IT enabled impressive productivity gains in the US retail, retail banking, and semiconductor sectors during the 1990s. This report shows that IT was most effective when tailored to sector-specific business processes, deployed sequentially to build capabilities over time, and co-evolved with managerial and technical innovations incrementally.
Skepticism about the "new economy" following the collapse of the tech bubble called for a sober assessment of what the actual role of technology and IT was in productivity. MGI's report found that IT was only one of a number of factors that led to significant productivity growth.

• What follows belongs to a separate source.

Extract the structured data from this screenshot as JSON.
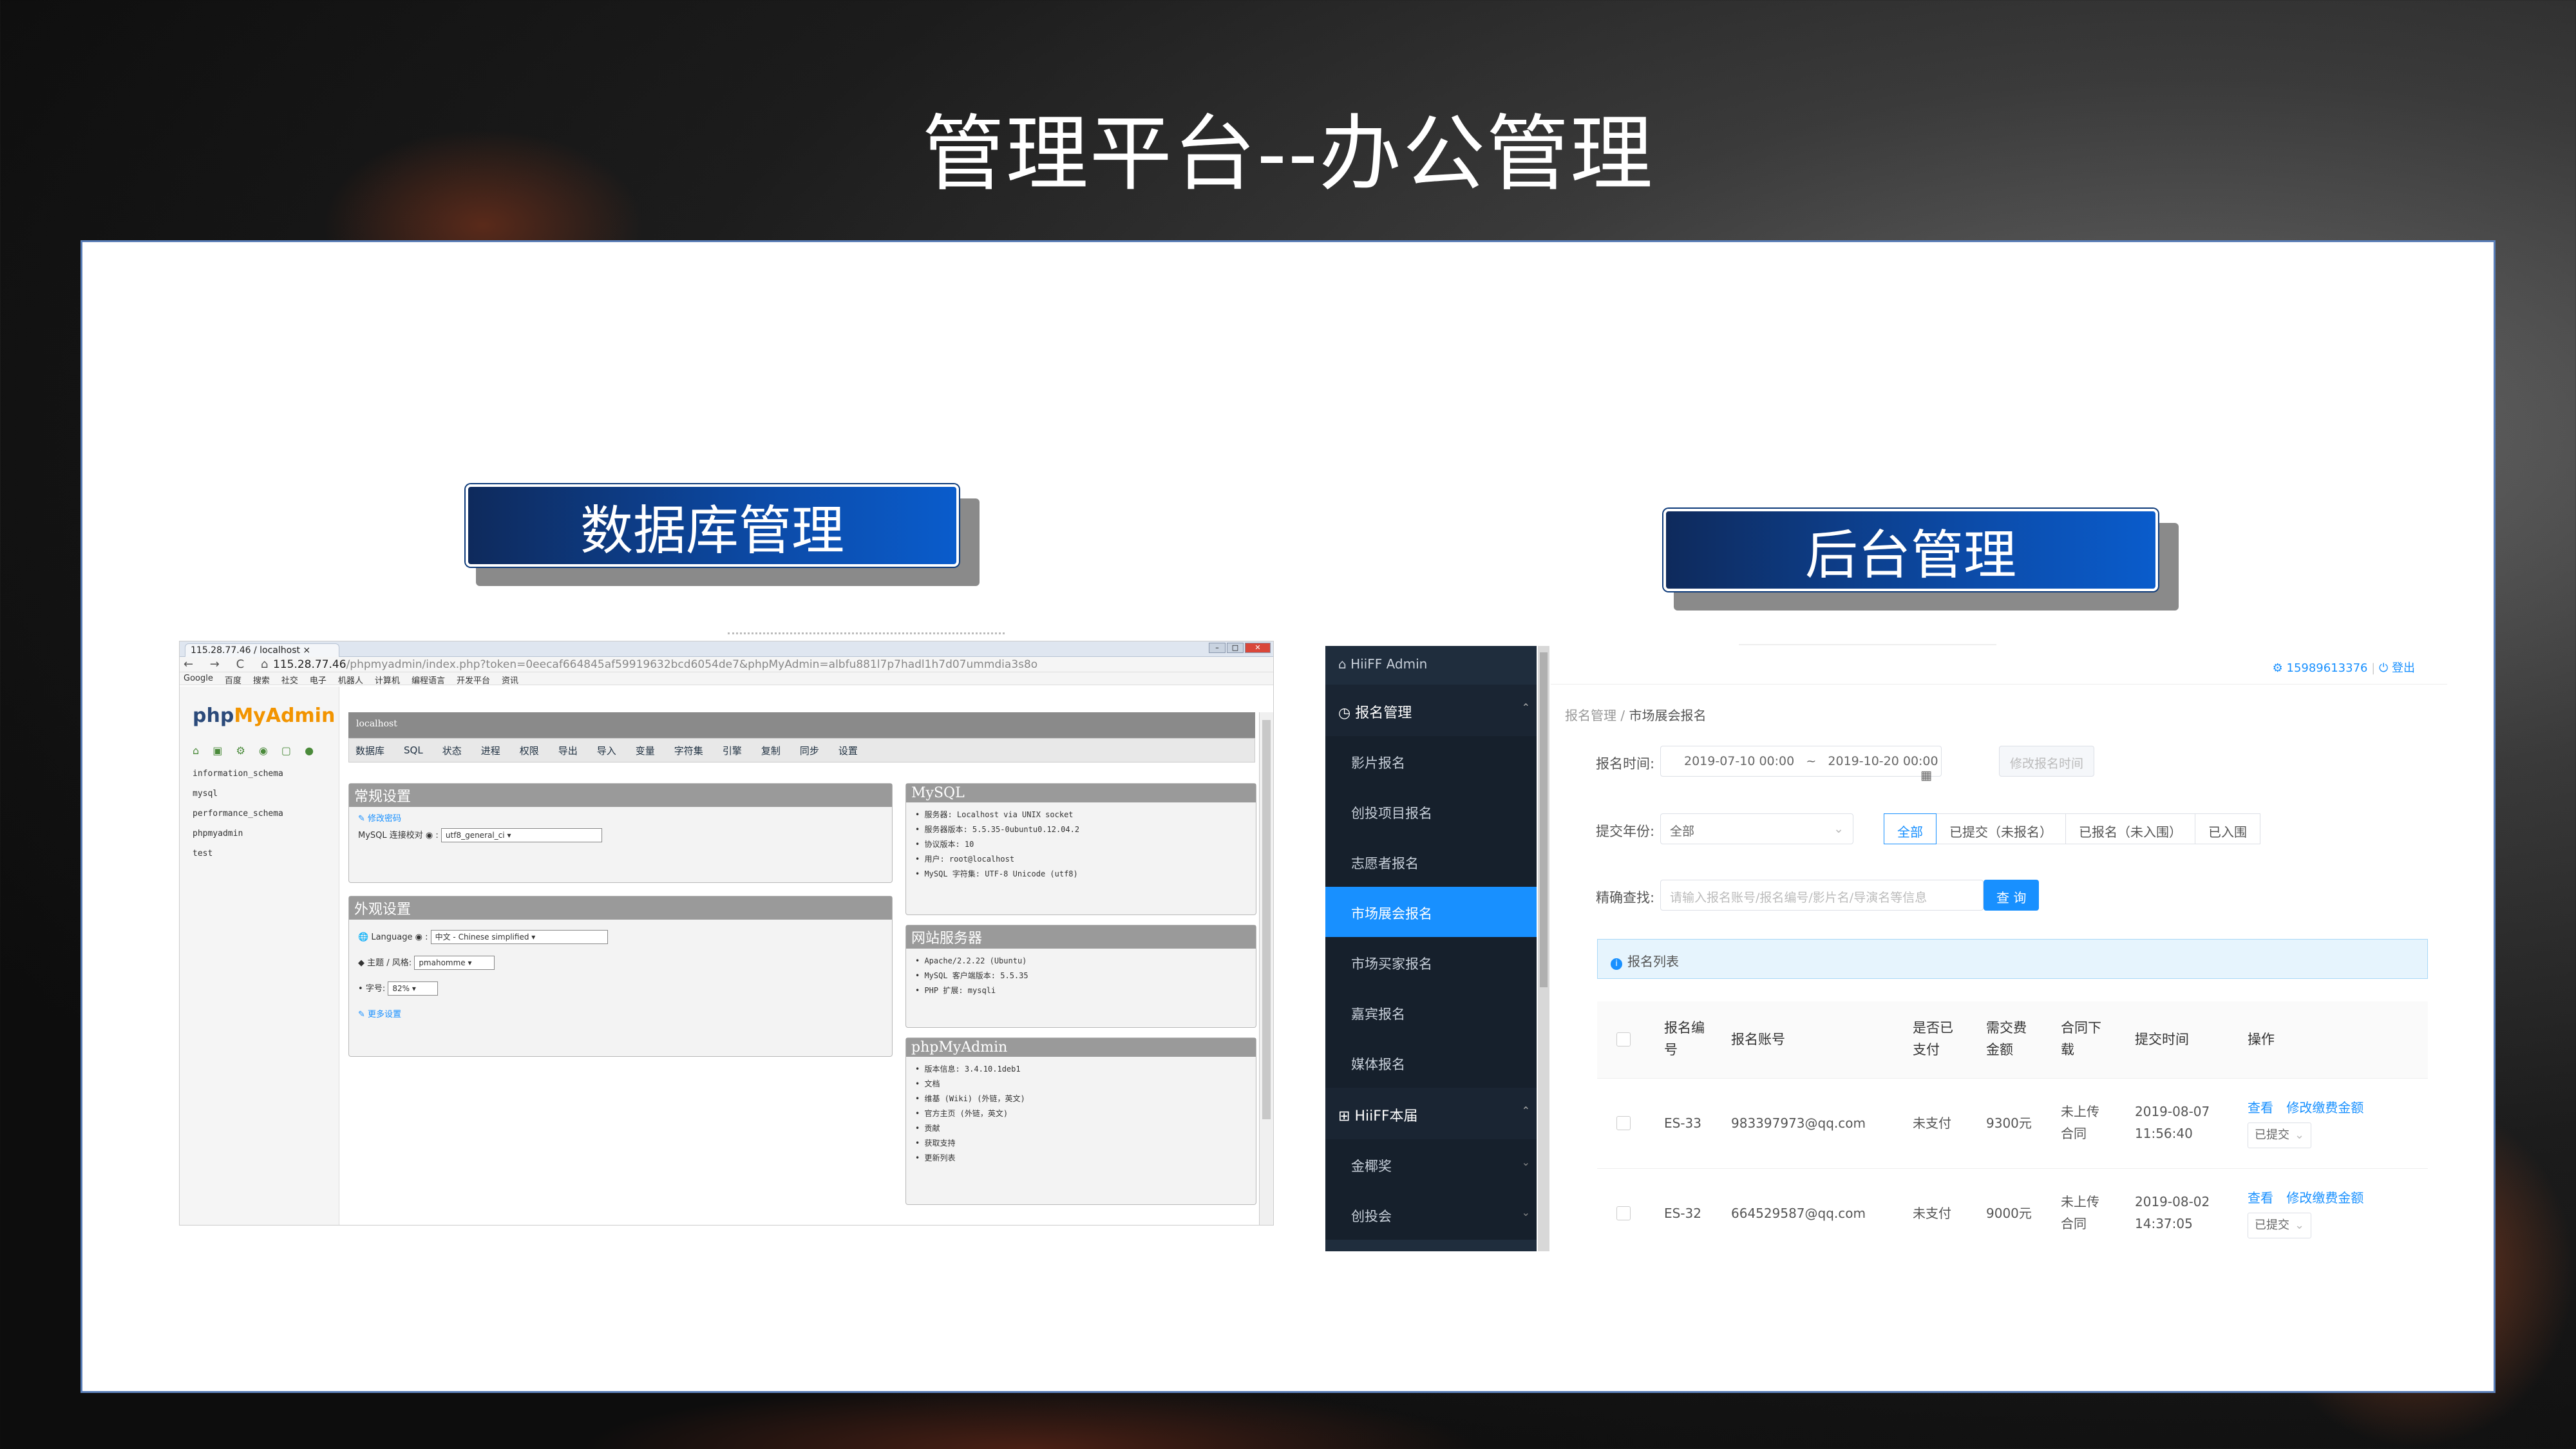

The labor productivity growth rate in the retail sector was more than twice that of the rest of the US economy in the 1990s. But that productivity was unevenly distributed across different categories of retail.

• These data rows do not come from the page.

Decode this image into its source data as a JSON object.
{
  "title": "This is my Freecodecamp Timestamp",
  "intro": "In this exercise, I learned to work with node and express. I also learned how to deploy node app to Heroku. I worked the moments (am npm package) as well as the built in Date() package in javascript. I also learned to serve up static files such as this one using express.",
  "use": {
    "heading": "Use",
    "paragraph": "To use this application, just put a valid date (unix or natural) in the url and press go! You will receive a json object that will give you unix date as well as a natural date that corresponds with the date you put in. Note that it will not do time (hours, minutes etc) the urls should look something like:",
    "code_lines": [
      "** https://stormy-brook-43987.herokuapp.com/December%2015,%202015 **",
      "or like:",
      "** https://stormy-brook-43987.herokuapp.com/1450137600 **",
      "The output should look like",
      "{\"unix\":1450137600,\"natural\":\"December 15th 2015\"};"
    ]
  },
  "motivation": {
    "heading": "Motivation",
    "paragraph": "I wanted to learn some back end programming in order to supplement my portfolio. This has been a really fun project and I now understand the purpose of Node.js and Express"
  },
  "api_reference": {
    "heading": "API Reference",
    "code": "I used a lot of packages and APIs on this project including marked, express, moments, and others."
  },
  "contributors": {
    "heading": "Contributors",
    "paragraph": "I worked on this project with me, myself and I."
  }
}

Retail banking sector
Despite growth in IT spending in the banking sector from 1995–1999, labor productivity actually decreased over the same period of time. Retail banking did, however, see a high baseline of productivity growth when compared to the overall US economy.

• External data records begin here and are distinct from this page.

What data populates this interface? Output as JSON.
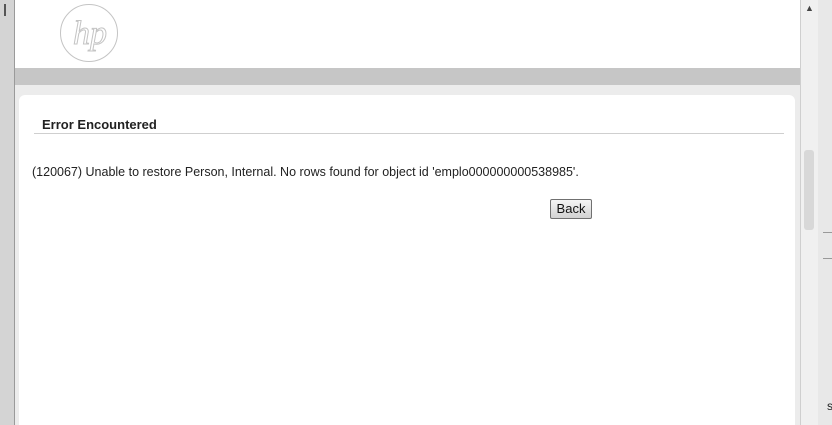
{
  "header": {
    "logo_text": "hp"
  },
  "panel": {
    "title": "Error Encountered",
    "message": "(120067) Unable to restore Person, Internal. No rows found for object id 'emplo000000000538985'.",
    "back_label": "Back"
  },
  "background": {
    "right_edge_text": "s"
  },
  "icons": {
    "logo": "hp-logo",
    "scroll_up": "scroll-up-arrow-icon"
  }
}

Labor productivity in the semiconductor industry saw labor productivity growth rates 35 times that of the US average in the 1990s. Changes in output quality were the main drivers of this growth.